The Chicago metropolitan area led the nation for declining populations in 2015; it was the first decline in population for the Windy City and its suburbs since 1990. Meanwhile, Mayor Rahm Emanuel and state officials are juggling record pension deficits in the region’s public employee pension plans and the city’s police department is without a leader while homicide rates are doubling what they were last year.
“The fact is, the whole metro area actually lost population, because many more people moved out than moved in,” said William Frey, a demographer with the Brookings Institution.
The number of residents leaving the Chicago area, about 80,000, was not offset by new residents and births causing a deficit of 6,263 people, according to U.S. Census Bureau data as published Thursday in the Chicago Tribune. Cook County alone lost about 10,488 people from 2014 which represents approximately a 0.24 percent drop to about 5.2 million people. While Chicago’s is the largest metropolitan shrinkage in the state of Illinois, the plunge in population extends to the entire state.
Experts say that black Chicagoans are fleeing the dangerous streets of south Chicago by increasing numbers, accounting for some of the declines. However, the state of Illinois is losing residents who migrate south and west in search of warmer climates to states like Nevada, Arizona and Florida. According to the census, the transference of population has increased, particularly in the Chicago area. Overall, Illinois lost about 22,194 people because about 105,217 more left the state than moved in, according to the data.
“There’s a broader pattern now that the economy is picking up again,” Frey said. “The old Snow Belt to Sun Belt movement is picking back up again, and movement south and west is fueling up.”
On the other hand, The Villages, Florida, a vast retirement community stretching from Sumter County north into Marion County, is the fastest growing metro area in the U.S.
Los Angeles, San Diego, Minneapolis and Boston placed respectively behind Chicago for annual declines in city- region populations. Chicago’s loss of residents is tied to what Rob Paral, a Chicago-based demographer who advises nonprofits and community groups, calls a “dramatic decline” in the city’s African-American population, perhaps from increasing violence. The 2010 census reported a 17 percent drop in the city’s black population over the previous decade. That number declined another 4 percent through 2014, to 852,756.

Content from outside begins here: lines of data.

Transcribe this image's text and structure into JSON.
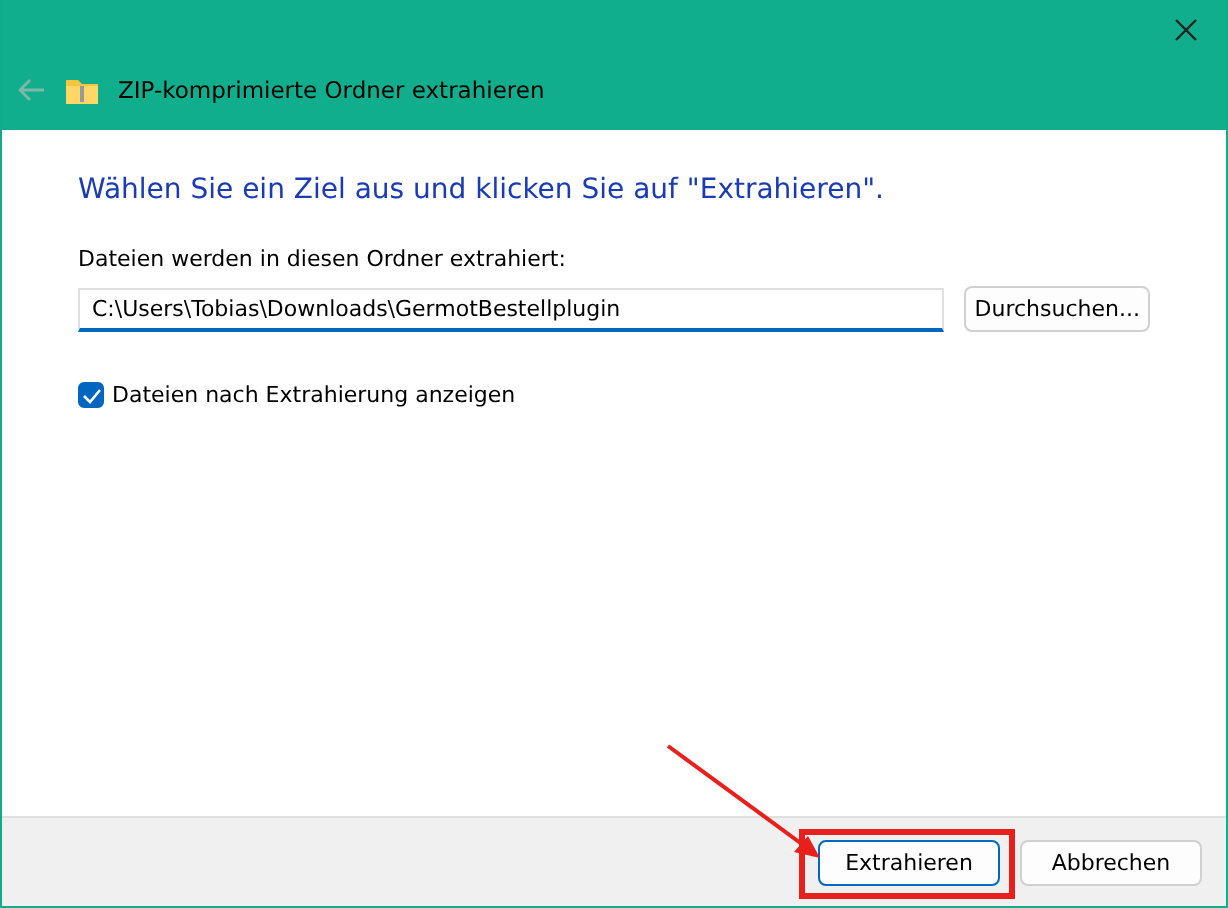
{
  "window": {
    "title": "ZIP-komprimierte Ordner extrahieren"
  },
  "heading": "Wählen Sie ein Ziel aus und klicken Sie auf \"Extrahieren\".",
  "destination": {
    "label": "Dateien werden in diesen Ordner extrahiert:",
    "value": "C:\\Users\\Tobias\\Downloads\\GermotBestellplugin",
    "browse_button": "Durchsuchen..."
  },
  "show_files": {
    "label": "Dateien nach Extrahierung anzeigen",
    "checked": true
  },
  "buttons": [
    {
      "label": "Extrahieren",
      "default": true
    },
    {
      "label": "Abbrechen",
      "default": false
    }
  ]
}
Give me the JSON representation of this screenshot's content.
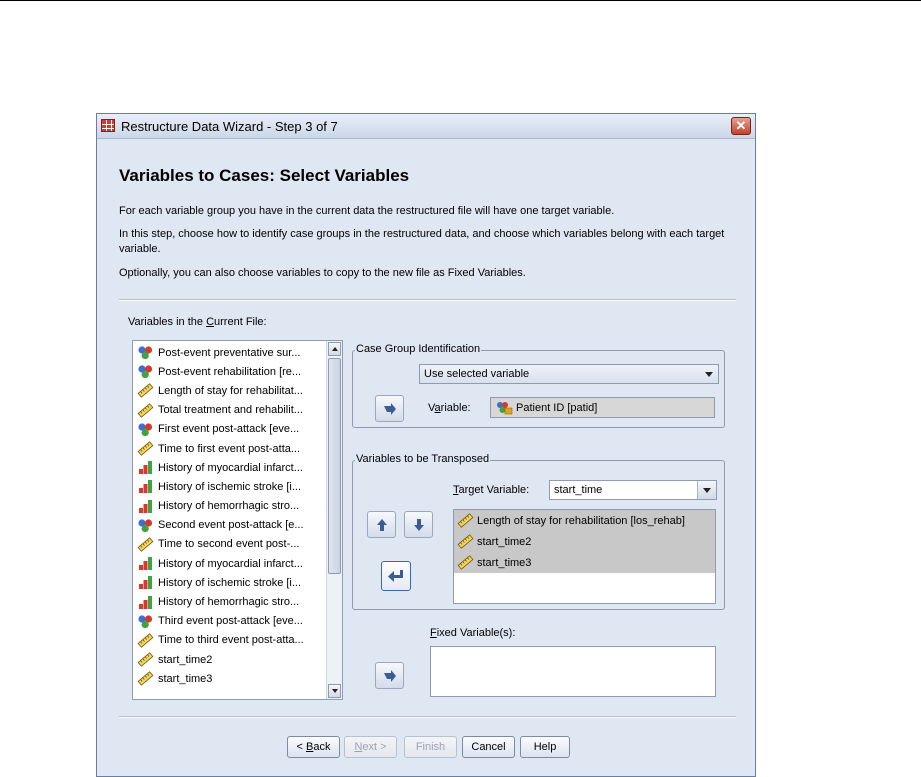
{
  "window": {
    "title": "Restructure Data Wizard - Step 3 of 7",
    "close_glyph": "✕"
  },
  "header": {
    "heading": "Variables to Cases: Select Variables",
    "desc1": "For each variable group you have in the current data the restructured file will have one target variable.",
    "desc2": "In this step, choose how to identify case groups in the restructured data, and choose which variables belong with each target variable.",
    "desc3": "Optionally, you can also choose variables to copy to the new file as Fixed Variables."
  },
  "varlist": {
    "label_pre": "Variables in the ",
    "label_key": "C",
    "label_post": "urrent File:",
    "items": [
      {
        "label": "Post-event preventative sur...",
        "icon": "nominal-icon"
      },
      {
        "label": "Post-event rehabilitation [re...",
        "icon": "nominal-icon"
      },
      {
        "label": "Length of stay for rehabilitat...",
        "icon": "scale-icon"
      },
      {
        "label": "Total treatment and rehabilit...",
        "icon": "scale-icon"
      },
      {
        "label": "First event post-attack [eve...",
        "icon": "nominal-icon"
      },
      {
        "label": "Time to first event post-atta...",
        "icon": "scale-icon"
      },
      {
        "label": "History of myocardial infarct...",
        "icon": "ordinal-icon"
      },
      {
        "label": "History of ischemic stroke [i...",
        "icon": "ordinal-icon"
      },
      {
        "label": "History of hemorrhagic stro...",
        "icon": "ordinal-icon"
      },
      {
        "label": "Second event post-attack [e...",
        "icon": "nominal-icon"
      },
      {
        "label": "Time to second event post-...",
        "icon": "scale-icon"
      },
      {
        "label": "History of myocardial infarct...",
        "icon": "ordinal-icon"
      },
      {
        "label": "History of ischemic stroke [i...",
        "icon": "ordinal-icon"
      },
      {
        "label": "History of hemorrhagic stro...",
        "icon": "ordinal-icon"
      },
      {
        "label": "Third event post-attack [eve...",
        "icon": "nominal-icon"
      },
      {
        "label": "Time to third event post-atta...",
        "icon": "scale-icon"
      },
      {
        "label": "start_time2",
        "icon": "scale-icon"
      },
      {
        "label": "start_time3",
        "icon": "scale-icon"
      }
    ]
  },
  "case_group": {
    "title": "Case Group Identification",
    "dropdown_value": "Use selected variable",
    "variable_label_pre": "V",
    "variable_label_key": "a",
    "variable_label_post": "riable:",
    "variable_value": "Patient ID [patid]"
  },
  "transposed": {
    "title": "Variables to be Transposed",
    "target_label_key": "T",
    "target_label_post": "arget Variable:",
    "target_value": "start_time",
    "items": [
      {
        "label": "Length of stay for rehabilitation [los_rehab]",
        "icon": "scale-icon"
      },
      {
        "label": "start_time2",
        "icon": "scale-icon"
      },
      {
        "label": "start_time3",
        "icon": "scale-icon"
      }
    ]
  },
  "fixed": {
    "label_key": "F",
    "label_post": "ixed Variable(s):"
  },
  "buttons": {
    "back_pre": "< ",
    "back_key": "B",
    "back_post": "ack",
    "next_key": "N",
    "next_post": "ext >",
    "finish": "Finish",
    "cancel": "Cancel",
    "help": "Help"
  }
}
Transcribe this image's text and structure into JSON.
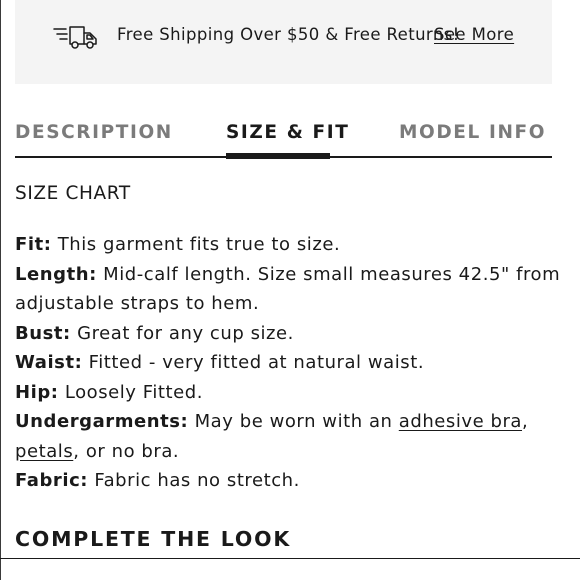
{
  "banner": {
    "icon": "shipping-truck-icon",
    "text": "Free Shipping Over $50 & Free Returns!",
    "link": "See More"
  },
  "tabs": [
    {
      "label": "DESCRIPTION",
      "active": false
    },
    {
      "label": "SIZE & FIT",
      "active": true
    },
    {
      "label": "MODEL INFO",
      "active": false
    }
  ],
  "size_chart_label": "SIZE CHART",
  "fit_details": {
    "fit": {
      "label": "Fit:",
      "value": "This garment fits true to size."
    },
    "length": {
      "label": "Length:",
      "value_line1": "Mid-calf length. Size small measures 42.5\" from",
      "value_line2": "adjustable straps to hem."
    },
    "bust": {
      "label": "Bust:",
      "value": "Great for any cup size."
    },
    "waist": {
      "label": "Waist:",
      "value": "Fitted - very fitted at natural waist."
    },
    "hip": {
      "label": "Hip:",
      "value": "Loosely Fitted."
    },
    "undergarments": {
      "label": "Undergarments:",
      "prefix": "May be worn with an",
      "link1": "adhesive bra",
      "sep": ",",
      "link2": "petals",
      "suffix": ", or no bra."
    },
    "fabric": {
      "label": "Fabric:",
      "value": "Fabric has no stretch."
    }
  },
  "complete_the_look": "COMPLETE THE LOOK",
  "colors": {
    "text": "#1a1a1a",
    "inactive_tab": "#7b7b7b",
    "banner_bg": "#f4f4f4"
  }
}
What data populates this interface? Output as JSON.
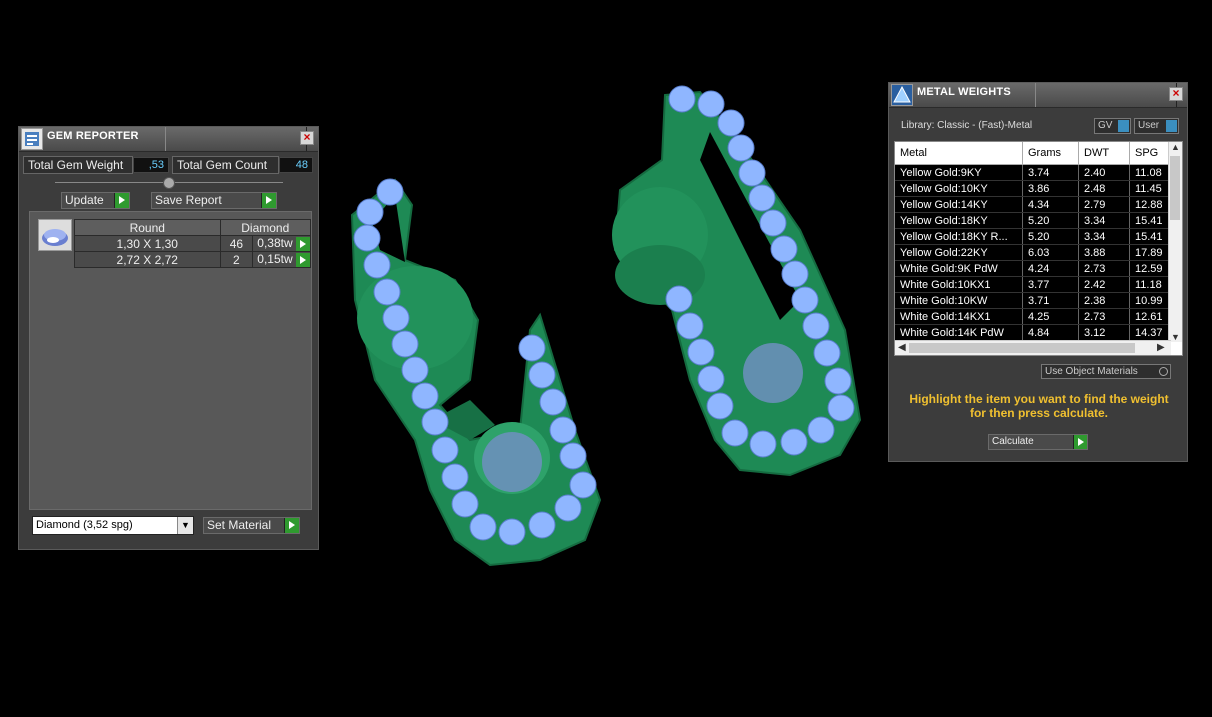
{
  "gem_reporter": {
    "title": "GEM REPORTER",
    "total_weight_label": "Total Gem Weight",
    "total_weight_value": ",53",
    "total_count_label": "Total Gem Count",
    "total_count_value": "48",
    "update_label": "Update",
    "save_report_label": "Save Report",
    "table": {
      "headers": [
        "Round",
        "Diamond"
      ],
      "rows": [
        {
          "size": "1,30 X 1,30",
          "count": "46",
          "tw": "0,38tw"
        },
        {
          "size": "2,72 X 2,72",
          "count": "2",
          "tw": "0,15tw"
        }
      ]
    },
    "material_select": "Diamond    (3,52 spg)",
    "set_material_label": "Set Material",
    "close_symbol": "×"
  },
  "metal_weights": {
    "title": "METAL WEIGHTS",
    "library": "Library: Classic - (Fast)-Metal",
    "toggle_gv": "GV",
    "toggle_user": "User",
    "columns": [
      "Metal",
      "Grams",
      "DWT",
      "SPG"
    ],
    "rows": [
      [
        "Yellow Gold:9KY",
        "3.74",
        "2.40",
        "11.08"
      ],
      [
        "Yellow Gold:10KY",
        "3.86",
        "2.48",
        "11.45"
      ],
      [
        "Yellow Gold:14KY",
        "4.34",
        "2.79",
        "12.88"
      ],
      [
        "Yellow Gold:18KY",
        "5.20",
        "3.34",
        "15.41"
      ],
      [
        "Yellow Gold:18KY R...",
        "5.20",
        "3.34",
        "15.41"
      ],
      [
        "Yellow Gold:22KY",
        "6.03",
        "3.88",
        "17.89"
      ],
      [
        "White Gold:9K PdW",
        "4.24",
        "2.73",
        "12.59"
      ],
      [
        "White Gold:10KX1",
        "3.77",
        "2.42",
        "11.18"
      ],
      [
        "White Gold:10KW",
        "3.71",
        "2.38",
        "10.99"
      ],
      [
        "White Gold:14KX1",
        "4.25",
        "2.73",
        "12.61"
      ],
      [
        "White Gold:14K PdW",
        "4.84",
        "3.12",
        "14.37"
      ]
    ],
    "use_object_materials": "Use Object Materials",
    "hint_line1": "Highlight the item you want to find the weight",
    "hint_line2": "for then press calculate.",
    "calculate_label": "Calculate",
    "close_symbol": "×"
  },
  "colors": {
    "model_green": "#1e8a55",
    "gem_blue": "#8fb6ff",
    "hint_yellow": "#f0c030",
    "accept_green": "#2f9a2f"
  }
}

“White people have left the state for years,” he said. “But African-Americans? That’s the one-two punch.”